The Fraunhofer Institute for Organic Electronics, Electron Beam and Plasma Technology FEP has been developing various applications for OLED microdisplays based on organic semiconductors. By integrating the capabilities of an image sensor directly into the microdisplay, eye movements can be recorded by the smart glasses and utilized for guidance and control functions, as one example. The new design will be debuted at Augmented World Expo Europe (AWE) in Berlin at Booth B25, October 18th – 19th.
“Augmented-reality” and “wearables” have become terms we encounter almost daily. Both can make daily life a little simpler and provide valuable assistance for...

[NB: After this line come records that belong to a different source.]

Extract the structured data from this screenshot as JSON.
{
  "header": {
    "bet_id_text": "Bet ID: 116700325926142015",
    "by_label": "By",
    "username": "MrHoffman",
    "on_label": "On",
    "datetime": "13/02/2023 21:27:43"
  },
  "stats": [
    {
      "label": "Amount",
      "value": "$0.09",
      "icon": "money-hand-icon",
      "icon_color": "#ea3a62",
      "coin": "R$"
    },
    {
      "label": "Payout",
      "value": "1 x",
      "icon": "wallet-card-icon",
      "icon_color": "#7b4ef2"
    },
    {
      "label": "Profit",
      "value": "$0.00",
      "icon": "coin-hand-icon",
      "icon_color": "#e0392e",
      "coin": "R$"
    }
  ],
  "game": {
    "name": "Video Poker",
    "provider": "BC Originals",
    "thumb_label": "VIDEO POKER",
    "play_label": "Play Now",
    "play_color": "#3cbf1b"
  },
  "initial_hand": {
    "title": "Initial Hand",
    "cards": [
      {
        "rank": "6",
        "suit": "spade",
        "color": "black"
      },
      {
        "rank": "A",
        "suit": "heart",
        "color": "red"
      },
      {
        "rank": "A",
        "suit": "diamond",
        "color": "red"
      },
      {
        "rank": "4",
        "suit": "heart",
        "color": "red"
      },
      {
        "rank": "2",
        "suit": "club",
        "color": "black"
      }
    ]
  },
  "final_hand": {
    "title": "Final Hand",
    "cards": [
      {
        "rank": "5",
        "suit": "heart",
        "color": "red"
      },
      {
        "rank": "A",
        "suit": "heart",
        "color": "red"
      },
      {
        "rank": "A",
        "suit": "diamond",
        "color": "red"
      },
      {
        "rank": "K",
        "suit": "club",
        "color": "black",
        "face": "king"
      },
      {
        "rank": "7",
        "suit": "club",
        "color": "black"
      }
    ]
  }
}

With the help of artificial intelligence, chemists from the University of Basel in Switzerland have computed the characteristics of about two million crystals made up of four chemical elements. The researchers were able to identify 90 previously unknown thermodynamically stable crystals that can be regarded as new materials. They report on their findings in the scientific journal Physical Review Letters.
Elpasolite is a glassy, transparent, shiny and soft mineral with a cubic crystal structure. First discovered in El Paso County (Colorado, USA), it can also be...
For the first time, Fraunhofer IKTS shows additively manufactured hardmetal tools at WorldPM 2016 in Hamburg. Mechanical, chemical as well as a high heat resistance and extreme hardness are required from tools that are used in mechanical and automotive engineering or in plastics and building materials industry. Researchers at the Fraunhofer Institute for Ceramic Technologies and Systems IKTS in Dresden managed the production of complex hardmetal tools via 3D printing in a quality that are in no way inferior to conventionally produced high-performance tools.
Fraunhofer IKTS counts decades of proven expertise in the development of hardmetals. To date, reliable cutting, drilling, pressing and stamping tools made of...
28.09.2016 | Event News
27.09.2016 | Event News
23.09.2016 | Event News
28.09.2016 | Medical Engineering
28.09.2016 | Materials Sciences
28.09.2016 | Business and Finance